Random thoughts about roadside art, National Parks, historic preservation, philosophy of technology, and whatever else happens to cross my mind.
Monday, June 19, 2017
Speaking of vegetation
H/T to Ol' Buzzard for inspiring me to take a look through the files.
Some of the stuff I see blooming around here each summer, although not necessarily simultaneously.
Blooming now, one of my favorite Michigan natives: blue-eyed grass. I am inordinately fond of these tiny flowers.
Basically done for this year, an invasive, dandelions.
Just finished blooming, choke cherry blossoms.
Blooming now, trilliums. This clump started off with just one plant a couple years ago and has at least half a dozen now. This is not the clump I plan to dig up and move -- that's in a different location on the ranch.
Two more invasives, both of which are starting to bloom now: daisies and hawkweed (aka devil's paintbrush). I was amazed to learn that the exact date hawkweed got introduced into this country is recorded. It was brought into this country in the 18th century for someone's garden in New England. Hard to believe now that anyone ever thought that a weed that ubiquitous was an appropriate choice for a flower garden.
One we're not going to see until late summer, early fall: Joe Pye weed.
More fall flowers, asters.
Goldenrod and asters in late summer.
Black eyed susans.
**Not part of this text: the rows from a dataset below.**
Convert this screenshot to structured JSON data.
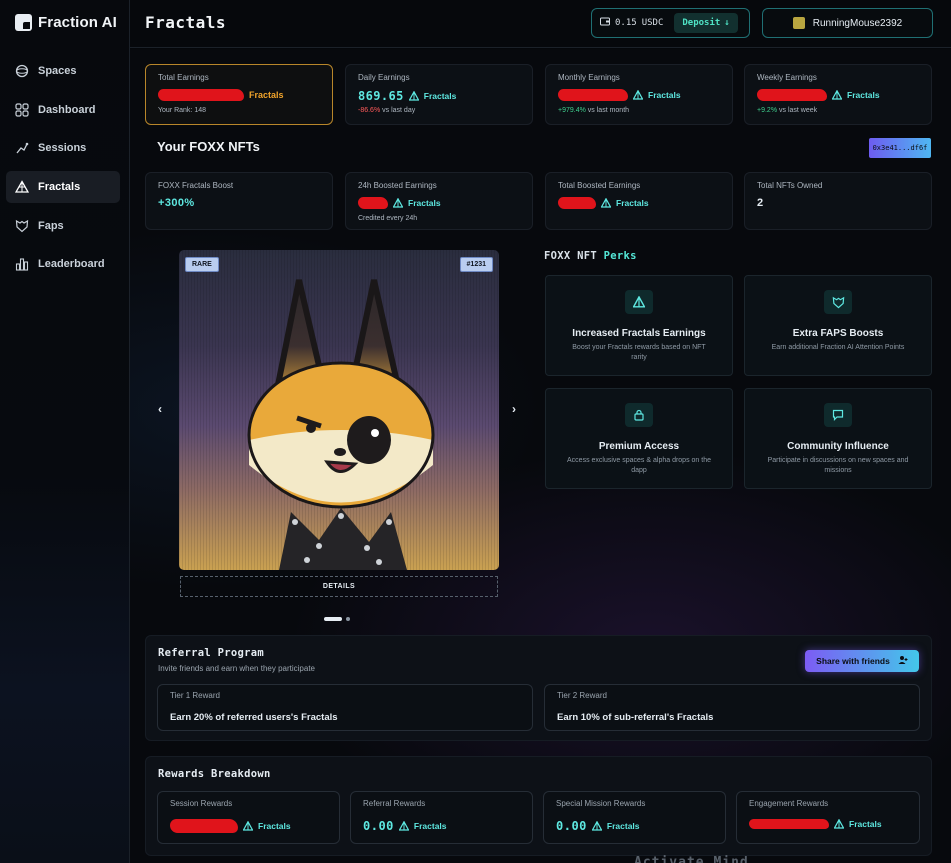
{
  "app": {
    "name": "Fraction AI"
  },
  "sidebar": {
    "items": [
      {
        "label": "Spaces",
        "icon": "spaces-icon"
      },
      {
        "label": "Dashboard",
        "icon": "dashboard-icon"
      },
      {
        "label": "Sessions",
        "icon": "sessions-icon"
      },
      {
        "label": "Fractals",
        "icon": "fractals-icon",
        "active": true
      },
      {
        "label": "Faps",
        "icon": "faps-icon"
      },
      {
        "label": "Leaderboard",
        "icon": "leaderboard-icon"
      }
    ]
  },
  "header": {
    "title": "Fractals",
    "balance": "0.15",
    "currency": "USDC",
    "deposit_label": "Deposit",
    "username": "RunningMouse2392"
  },
  "stats": [
    {
      "label": "Total Earnings",
      "value": "",
      "unit": "Fractals",
      "sub": "Your Rank: 148",
      "redacted": true
    },
    {
      "label": "Daily Earnings",
      "value": "869.65",
      "unit": "Fractals",
      "change": "-86.6%",
      "sub": "vs last day"
    },
    {
      "label": "Monthly Earnings",
      "value": "",
      "unit": "Fractals",
      "change": "+979.4%",
      "sub": "vs last month",
      "redacted": true
    },
    {
      "label": "Weekly Earnings",
      "value": "",
      "unit": "Fractals",
      "change": "+9.2%",
      "sub": "vs last week",
      "redacted": true
    }
  ],
  "nfts": {
    "title": "Your FOXX NFTs",
    "address": "0x3e41...df6f",
    "stats": [
      {
        "label": "FOXX Fractals Boost",
        "value": "+300%"
      },
      {
        "label": "24h Boosted Earnings",
        "value": "",
        "unit": "Fractals",
        "sub": "Credited every 24h",
        "redacted": true
      },
      {
        "label": "Total Boosted Earnings",
        "value": "",
        "unit": "Fractals",
        "redacted": true
      },
      {
        "label": "Total NFTs Owned",
        "value": "2"
      }
    ],
    "card": {
      "rarity": "RARE",
      "id": "#1231",
      "details_label": "DETAILS",
      "prev": "‹",
      "next": "›"
    }
  },
  "perks": {
    "title_prefix": "FOXX NFT",
    "title_accent": "Perks",
    "items": [
      {
        "name": "Increased Fractals Earnings",
        "desc": "Boost your Fractals rewards based on NFT rarity",
        "icon": "fractals-icon"
      },
      {
        "name": "Extra FAPS Boosts",
        "desc": "Earn additional Fraction AI Attention Points",
        "icon": "faps-icon"
      },
      {
        "name": "Premium Access",
        "desc": "Access exclusive spaces & alpha drops on the dapp",
        "icon": "lock-icon"
      },
      {
        "name": "Community Influence",
        "desc": "Participate in discussions on new spaces and missions",
        "icon": "chat-icon"
      }
    ]
  },
  "referral": {
    "title": "Referral Program",
    "subtitle": "Invite friends and earn when they participate",
    "share_label": "Share with friends",
    "tiers": [
      {
        "label": "Tier 1 Reward",
        "value": "Earn 20% of referred users's Fractals"
      },
      {
        "label": "Tier 2 Reward",
        "value": "Earn 10% of sub-referral's Fractals"
      }
    ]
  },
  "rewards": {
    "title": "Rewards Breakdown",
    "items": [
      {
        "label": "Session Rewards",
        "value": "",
        "unit": "Fractals",
        "redacted": true
      },
      {
        "label": "Referral Rewards",
        "value": "0.00",
        "unit": "Fractals"
      },
      {
        "label": "Special Mission Rewards",
        "value": "0.00",
        "unit": "Fractals"
      },
      {
        "label": "Engagement Rewards",
        "value": "",
        "unit": "Fractals",
        "redacted": true
      }
    ]
  },
  "footer_partial": "Activate Mind",
  "colors": {
    "accent": "#5ee8e1",
    "gold": "#f0a32b",
    "negative": "#ff5a5a",
    "positive": "#3ecf8e"
  }
}
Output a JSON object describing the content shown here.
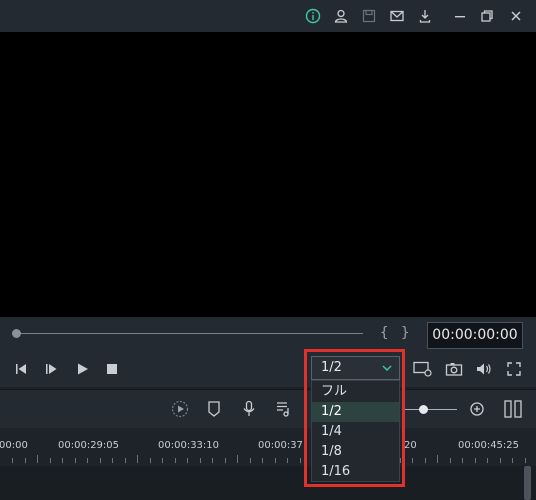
{
  "titlebar": {
    "icons": [
      "info-icon",
      "user-icon",
      "save-icon",
      "mail-icon",
      "download-icon",
      "minimize-icon",
      "restore-icon",
      "close-icon"
    ]
  },
  "preview": {
    "timecode": "00:00:00:00",
    "mark_in": "{",
    "mark_out": "}"
  },
  "playback": {
    "icons": [
      "prev-frame-icon",
      "next-frame-icon",
      "play-icon",
      "stop-icon"
    ],
    "resolution": {
      "selected": "1/2",
      "options": [
        "フル",
        "1/2",
        "1/4",
        "1/8",
        "1/16"
      ],
      "accent": "#e0322b"
    },
    "right_icons": [
      "display-settings-icon",
      "snapshot-icon",
      "volume-icon",
      "fullscreen-icon"
    ]
  },
  "toolbar": {
    "icons": [
      "render-preview-icon",
      "marker-icon",
      "microphone-icon",
      "audio-mixer-icon",
      "zoom-in-icon",
      "pause-columns-icon"
    ]
  },
  "timeline": {
    "ticks": [
      "00:00",
      "00:00:29:05",
      "00:00:33:10",
      "00:00:37:",
      "20",
      "00:00:45:25"
    ]
  }
}
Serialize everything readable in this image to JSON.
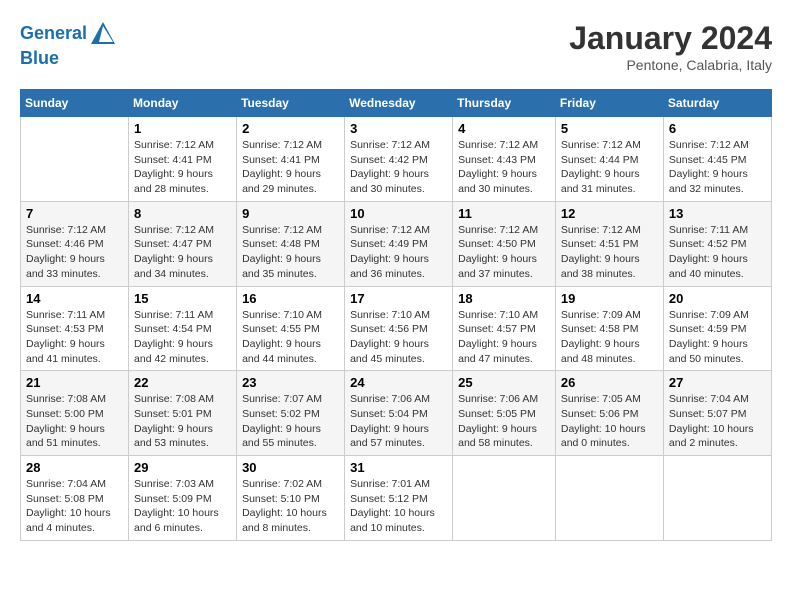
{
  "header": {
    "logo_line1": "General",
    "logo_line2": "Blue",
    "title": "January 2024",
    "location": "Pentone, Calabria, Italy"
  },
  "columns": [
    "Sunday",
    "Monday",
    "Tuesday",
    "Wednesday",
    "Thursday",
    "Friday",
    "Saturday"
  ],
  "weeks": [
    [
      {
        "day": "",
        "info": ""
      },
      {
        "day": "1",
        "info": "Sunrise: 7:12 AM\nSunset: 4:41 PM\nDaylight: 9 hours\nand 28 minutes."
      },
      {
        "day": "2",
        "info": "Sunrise: 7:12 AM\nSunset: 4:41 PM\nDaylight: 9 hours\nand 29 minutes."
      },
      {
        "day": "3",
        "info": "Sunrise: 7:12 AM\nSunset: 4:42 PM\nDaylight: 9 hours\nand 30 minutes."
      },
      {
        "day": "4",
        "info": "Sunrise: 7:12 AM\nSunset: 4:43 PM\nDaylight: 9 hours\nand 30 minutes."
      },
      {
        "day": "5",
        "info": "Sunrise: 7:12 AM\nSunset: 4:44 PM\nDaylight: 9 hours\nand 31 minutes."
      },
      {
        "day": "6",
        "info": "Sunrise: 7:12 AM\nSunset: 4:45 PM\nDaylight: 9 hours\nand 32 minutes."
      }
    ],
    [
      {
        "day": "7",
        "info": "Sunrise: 7:12 AM\nSunset: 4:46 PM\nDaylight: 9 hours\nand 33 minutes."
      },
      {
        "day": "8",
        "info": "Sunrise: 7:12 AM\nSunset: 4:47 PM\nDaylight: 9 hours\nand 34 minutes."
      },
      {
        "day": "9",
        "info": "Sunrise: 7:12 AM\nSunset: 4:48 PM\nDaylight: 9 hours\nand 35 minutes."
      },
      {
        "day": "10",
        "info": "Sunrise: 7:12 AM\nSunset: 4:49 PM\nDaylight: 9 hours\nand 36 minutes."
      },
      {
        "day": "11",
        "info": "Sunrise: 7:12 AM\nSunset: 4:50 PM\nDaylight: 9 hours\nand 37 minutes."
      },
      {
        "day": "12",
        "info": "Sunrise: 7:12 AM\nSunset: 4:51 PM\nDaylight: 9 hours\nand 38 minutes."
      },
      {
        "day": "13",
        "info": "Sunrise: 7:11 AM\nSunset: 4:52 PM\nDaylight: 9 hours\nand 40 minutes."
      }
    ],
    [
      {
        "day": "14",
        "info": "Sunrise: 7:11 AM\nSunset: 4:53 PM\nDaylight: 9 hours\nand 41 minutes."
      },
      {
        "day": "15",
        "info": "Sunrise: 7:11 AM\nSunset: 4:54 PM\nDaylight: 9 hours\nand 42 minutes."
      },
      {
        "day": "16",
        "info": "Sunrise: 7:10 AM\nSunset: 4:55 PM\nDaylight: 9 hours\nand 44 minutes."
      },
      {
        "day": "17",
        "info": "Sunrise: 7:10 AM\nSunset: 4:56 PM\nDaylight: 9 hours\nand 45 minutes."
      },
      {
        "day": "18",
        "info": "Sunrise: 7:10 AM\nSunset: 4:57 PM\nDaylight: 9 hours\nand 47 minutes."
      },
      {
        "day": "19",
        "info": "Sunrise: 7:09 AM\nSunset: 4:58 PM\nDaylight: 9 hours\nand 48 minutes."
      },
      {
        "day": "20",
        "info": "Sunrise: 7:09 AM\nSunset: 4:59 PM\nDaylight: 9 hours\nand 50 minutes."
      }
    ],
    [
      {
        "day": "21",
        "info": "Sunrise: 7:08 AM\nSunset: 5:00 PM\nDaylight: 9 hours\nand 51 minutes."
      },
      {
        "day": "22",
        "info": "Sunrise: 7:08 AM\nSunset: 5:01 PM\nDaylight: 9 hours\nand 53 minutes."
      },
      {
        "day": "23",
        "info": "Sunrise: 7:07 AM\nSunset: 5:02 PM\nDaylight: 9 hours\nand 55 minutes."
      },
      {
        "day": "24",
        "info": "Sunrise: 7:06 AM\nSunset: 5:04 PM\nDaylight: 9 hours\nand 57 minutes."
      },
      {
        "day": "25",
        "info": "Sunrise: 7:06 AM\nSunset: 5:05 PM\nDaylight: 9 hours\nand 58 minutes."
      },
      {
        "day": "26",
        "info": "Sunrise: 7:05 AM\nSunset: 5:06 PM\nDaylight: 10 hours\nand 0 minutes."
      },
      {
        "day": "27",
        "info": "Sunrise: 7:04 AM\nSunset: 5:07 PM\nDaylight: 10 hours\nand 2 minutes."
      }
    ],
    [
      {
        "day": "28",
        "info": "Sunrise: 7:04 AM\nSunset: 5:08 PM\nDaylight: 10 hours\nand 4 minutes."
      },
      {
        "day": "29",
        "info": "Sunrise: 7:03 AM\nSunset: 5:09 PM\nDaylight: 10 hours\nand 6 minutes."
      },
      {
        "day": "30",
        "info": "Sunrise: 7:02 AM\nSunset: 5:10 PM\nDaylight: 10 hours\nand 8 minutes."
      },
      {
        "day": "31",
        "info": "Sunrise: 7:01 AM\nSunset: 5:12 PM\nDaylight: 10 hours\nand 10 minutes."
      },
      {
        "day": "",
        "info": ""
      },
      {
        "day": "",
        "info": ""
      },
      {
        "day": "",
        "info": ""
      }
    ]
  ]
}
The guide book said they're temperamental about being transplanted, but the ones I moved to the museum's native plants garden seem to have survived the winter.
Heliopsis. It'll bloom in August. Still looking for a good clump to dig up and split. I don't want to mess with the ones I've got by the Woman Cave.